So far so good. The new Greek government has been touring the capitals of the EU, seeking to reassure and to push others to support them in a bid to extend the repayment dates of their debt and to make it easier to service. They have come up with sophisticated lines on how with agreement they could live with their debts, and all could believe they will ultimately meet the obligations, but not anytime soon.
They have also promise to live within their means month by month so they do need additional borrowings to pay for current spending. This forecast relies on getting in more tax revenue, and is despite their wish to increase certain spending programmes as part of their relief of austerity. Some will think this is feasible, others will worry lest the wish to spend outweighs the passion for prudence.

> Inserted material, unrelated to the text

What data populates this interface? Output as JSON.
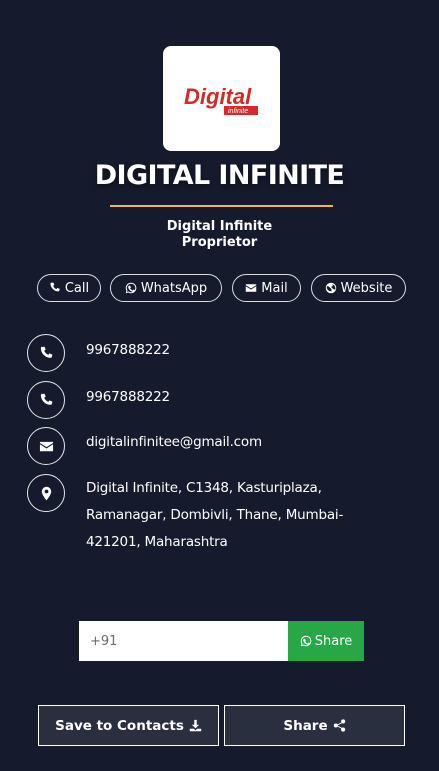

Meanwhile the day to day expenses of the government need cash. This is coming from issues of Treasury Bills as well as from revenue. The commercial banks can help by buying some of them. Germany is concerned, as the ECB is lending to the commercial banks, who in turn may be lending to the Greek government. That is not what Germany has in mind to continue Greece’s march to sound finance. The ECB’s decision to disallow Greek bonds as collateral for loans turns up the pressure and makes it more difficult for the Greek government to finance itself.

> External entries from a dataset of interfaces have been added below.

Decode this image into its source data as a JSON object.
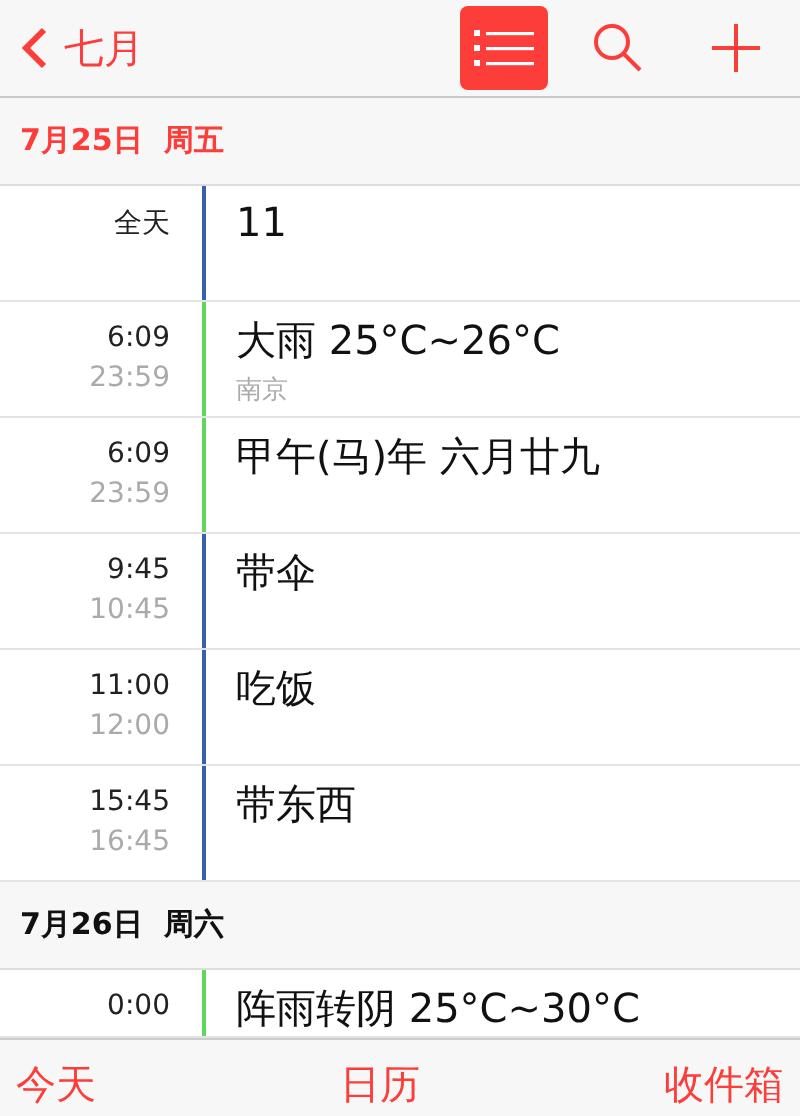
{
  "nav": {
    "back_label": "七月",
    "list_view_selected": true
  },
  "days": [
    {
      "date": "7月25日",
      "weekday": "周五",
      "today": true,
      "events": [
        {
          "start": "全天",
          "title": "11",
          "color": "#3a5fb0"
        },
        {
          "start": "6:09",
          "end": "23:59",
          "title": "大雨 25°C~26°C",
          "location": "南京",
          "color": "#5ed85a"
        },
        {
          "start": "6:09",
          "end": "23:59",
          "title": "甲午(马)年 六月廿九",
          "color": "#5ed85a"
        },
        {
          "start": "9:45",
          "end": "10:45",
          "title": "带伞",
          "color": "#3a5fb0"
        },
        {
          "start": "11:00",
          "end": "12:00",
          "title": "吃饭",
          "color": "#3a5fb0"
        },
        {
          "start": "15:45",
          "end": "16:45",
          "title": "带东西",
          "color": "#3a5fb0"
        }
      ]
    },
    {
      "date": "7月26日",
      "weekday": "周六",
      "today": false,
      "events": [
        {
          "start": "0:00",
          "title": "阵雨转阴 25°C~30°C",
          "color": "#5ed85a"
        }
      ]
    }
  ],
  "toolbar": [
    "今天",
    "日历",
    "收件箱"
  ]
}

The Greek government has a point when it seeks a breathing space to construct new spending and taxing plans compatible with all the past debts. The EU and IMF have a point if they say there is to be no more additional borrowing for new spending, and there must be a sensible agreed plan for servicing and repaying the inherited debts. The irresistible force of Syriza has not yet directly hit the immovable object of German resistance to debt cancellation or rescheduling in effective partial cancellation. It is still too difficult to call how it will go, though much is riding on it for the EU economies and for the future of the Euro itself. If the lenders agree to some version of what Syriza wants, lengthening the repayment date and lowering the service charges, that is in effect cancelling some part of the debts. Why wouldn’t other states then want similar relief?